While this maintenance list for your car will help you keep track of routine inspections, it's important to ensure that you take a little more time to check your ride before long journeys. A road trip checklist can be found here for ensuring your vehicle will manage extended adventures, and differs from a regular car maintenance checklist in that it is not quite as extensive and builds on the assumption that your vehicle has been checked and maintained on a regular basis already. Important items to look over prior to longer expeditions pertain to ensuring you are prepared for any crisis including:
Keeping track of how your vehicle functions doesn't have to be a chore - this list covers the most important basics, all of which can be done by even novice drivers and car owners. Still, if you feel unsure, you could have a professional look over your vehicle, although such car inspections usually cost anywhere in the region of $150 to $400.
With so many moving parts and mechanical bits that require lubrication and temperature regulation, it's never smart to leave fluids unchecked. Without coolant and water, the engine will overheat, heads and head gaskets will be damaged, and the engine can seize entirely. Similarly, without sufficient oil, the engine will start grinding and stall, causing permanent damage. Although other fluids are less likely to need frequent replenishing, at the very least you should be checking your engine oil and coolant levels regularly to avoid such scenarios.
If you aren't confident in your own ability to judge whether maintenance needs to be done on your car, there's no shame in requesting a professional inspection. This is also a great idea if you suspect any problems and think you may have some mechanical work that needs to be done, as the same mechanic doing the inspection can easily give you a quote for repairs at the same time.

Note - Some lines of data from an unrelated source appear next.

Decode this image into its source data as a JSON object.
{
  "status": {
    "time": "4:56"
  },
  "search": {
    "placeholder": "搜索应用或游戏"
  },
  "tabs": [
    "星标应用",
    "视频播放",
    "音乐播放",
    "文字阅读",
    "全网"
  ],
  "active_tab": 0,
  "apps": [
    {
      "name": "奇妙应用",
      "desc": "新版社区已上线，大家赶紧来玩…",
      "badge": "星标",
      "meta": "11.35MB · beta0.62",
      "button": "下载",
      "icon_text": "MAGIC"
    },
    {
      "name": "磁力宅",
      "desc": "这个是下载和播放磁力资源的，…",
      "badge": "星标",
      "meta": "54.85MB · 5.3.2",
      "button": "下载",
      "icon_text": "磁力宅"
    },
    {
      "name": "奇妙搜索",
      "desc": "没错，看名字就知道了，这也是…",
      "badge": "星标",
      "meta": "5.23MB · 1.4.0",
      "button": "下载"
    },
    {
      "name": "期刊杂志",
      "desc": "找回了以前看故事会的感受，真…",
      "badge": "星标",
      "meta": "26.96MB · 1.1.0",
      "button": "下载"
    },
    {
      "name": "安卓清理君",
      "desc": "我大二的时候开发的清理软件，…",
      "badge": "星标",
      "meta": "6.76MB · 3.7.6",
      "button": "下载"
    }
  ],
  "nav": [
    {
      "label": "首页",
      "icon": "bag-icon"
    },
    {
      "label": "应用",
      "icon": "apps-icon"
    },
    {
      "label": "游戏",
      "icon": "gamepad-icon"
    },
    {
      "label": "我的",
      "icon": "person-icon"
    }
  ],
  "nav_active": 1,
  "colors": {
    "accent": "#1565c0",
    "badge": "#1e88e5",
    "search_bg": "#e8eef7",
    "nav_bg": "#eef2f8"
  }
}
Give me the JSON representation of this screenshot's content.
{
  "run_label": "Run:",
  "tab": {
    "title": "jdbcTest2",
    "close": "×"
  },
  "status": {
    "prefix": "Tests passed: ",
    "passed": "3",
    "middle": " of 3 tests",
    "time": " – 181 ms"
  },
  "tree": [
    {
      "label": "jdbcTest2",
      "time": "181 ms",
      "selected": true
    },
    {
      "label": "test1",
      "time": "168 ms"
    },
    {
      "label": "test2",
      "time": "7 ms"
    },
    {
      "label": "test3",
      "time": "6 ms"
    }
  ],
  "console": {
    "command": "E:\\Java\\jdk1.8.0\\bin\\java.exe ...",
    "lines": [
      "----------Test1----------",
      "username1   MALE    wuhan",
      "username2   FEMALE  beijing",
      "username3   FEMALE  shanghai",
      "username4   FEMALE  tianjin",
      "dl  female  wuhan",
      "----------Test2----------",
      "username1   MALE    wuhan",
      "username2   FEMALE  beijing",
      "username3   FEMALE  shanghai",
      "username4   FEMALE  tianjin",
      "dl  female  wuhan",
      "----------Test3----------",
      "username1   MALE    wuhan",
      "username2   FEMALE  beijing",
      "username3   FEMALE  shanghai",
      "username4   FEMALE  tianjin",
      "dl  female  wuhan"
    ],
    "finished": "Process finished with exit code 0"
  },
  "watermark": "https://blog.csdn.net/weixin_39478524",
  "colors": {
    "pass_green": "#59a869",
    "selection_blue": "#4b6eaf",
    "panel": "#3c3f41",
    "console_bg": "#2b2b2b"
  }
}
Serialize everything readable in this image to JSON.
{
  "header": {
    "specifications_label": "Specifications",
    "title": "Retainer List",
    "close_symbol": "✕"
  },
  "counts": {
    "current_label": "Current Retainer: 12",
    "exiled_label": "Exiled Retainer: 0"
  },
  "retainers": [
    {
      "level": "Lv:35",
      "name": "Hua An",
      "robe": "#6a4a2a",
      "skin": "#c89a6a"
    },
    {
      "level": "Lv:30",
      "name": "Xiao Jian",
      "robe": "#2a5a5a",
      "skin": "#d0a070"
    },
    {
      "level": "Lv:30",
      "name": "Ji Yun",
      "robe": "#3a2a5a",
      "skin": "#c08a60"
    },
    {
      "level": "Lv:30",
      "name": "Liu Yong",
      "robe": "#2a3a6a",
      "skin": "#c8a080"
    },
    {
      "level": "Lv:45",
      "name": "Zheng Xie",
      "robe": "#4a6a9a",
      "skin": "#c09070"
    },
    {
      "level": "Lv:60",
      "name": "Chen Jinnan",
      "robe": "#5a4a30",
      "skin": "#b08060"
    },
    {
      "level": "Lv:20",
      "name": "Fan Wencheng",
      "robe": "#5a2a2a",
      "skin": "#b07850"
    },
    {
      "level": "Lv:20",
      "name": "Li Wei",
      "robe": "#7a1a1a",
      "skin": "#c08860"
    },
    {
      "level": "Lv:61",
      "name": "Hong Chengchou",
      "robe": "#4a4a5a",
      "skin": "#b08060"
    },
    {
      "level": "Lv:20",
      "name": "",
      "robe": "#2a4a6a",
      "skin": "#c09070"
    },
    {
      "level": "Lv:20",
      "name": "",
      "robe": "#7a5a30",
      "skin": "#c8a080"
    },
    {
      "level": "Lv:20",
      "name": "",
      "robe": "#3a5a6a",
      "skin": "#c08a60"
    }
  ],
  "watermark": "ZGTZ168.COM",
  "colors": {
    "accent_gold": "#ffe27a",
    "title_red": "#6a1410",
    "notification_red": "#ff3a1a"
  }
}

Depending on the type of vehicle and its age, you can expect to pay as little as $150, or as much as $400.
For the most part, only your tires, lights, and coolant and oil levels should be checked that regularly. The other items can be spaced out over longer periods of time, with more mileage in between. Be sure to check each section for suggested time frames, and always familiarize yourself with your specific vehicle's owner's manual.